Gone is presented on Blu-ray in 1080p high definition, framed at 2.40:1. The transfer is very attractive, with razor sharp focus. The black levels are deep, but crush is not an issue–even during the many dark, nighttime scenes. The muddy, slimy textures of the dank well Jill is held captive in are displayed in impressive detail. The DTS-HD Master Audio 5.1 mix is nothing extraordinary, but it isn’t lacking either. With few exceptions this isn’t a very immersive mix. Dialogue is centered and intelligible. Much of the music and effects are heard in the right and left channels. The surrounds are used sparingly, but to good effect during a few of the more tense scenes.

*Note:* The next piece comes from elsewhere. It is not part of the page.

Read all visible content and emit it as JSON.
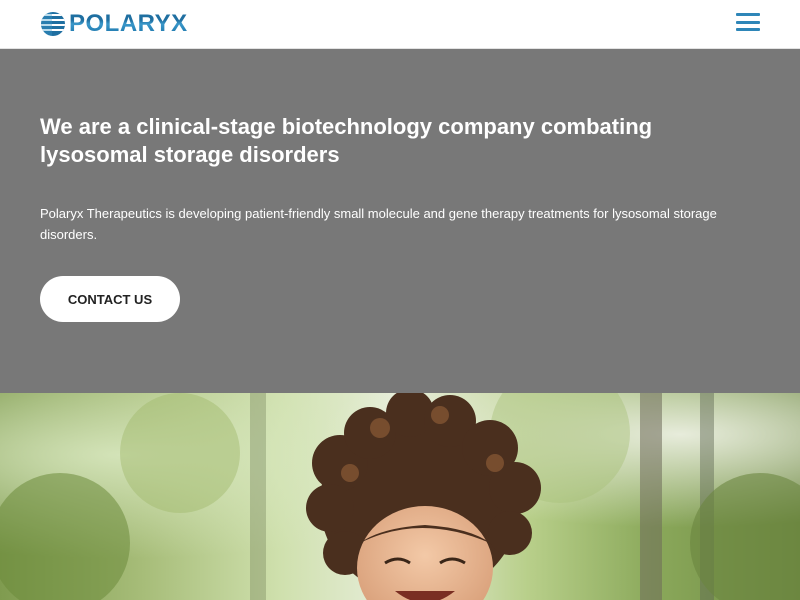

Considering it received a wide theatrical release, it’s kind of a surprising to find absolutely nothing in the way of special features on Gone. And I do mean nothing, not even the film’s trailer. I would love to have known if alternate endings were conceived at any point, anything that would have allowed a little twist at the end. But I guess they didn’t feel any supplements were necessary for a poorly received film that will be lucky to find an audience on home video. The movie is honestly not the worst way to kill an hour and a half. Rent it with low expectations (especially if you’re a Seyfried fan) and you might have an okay time.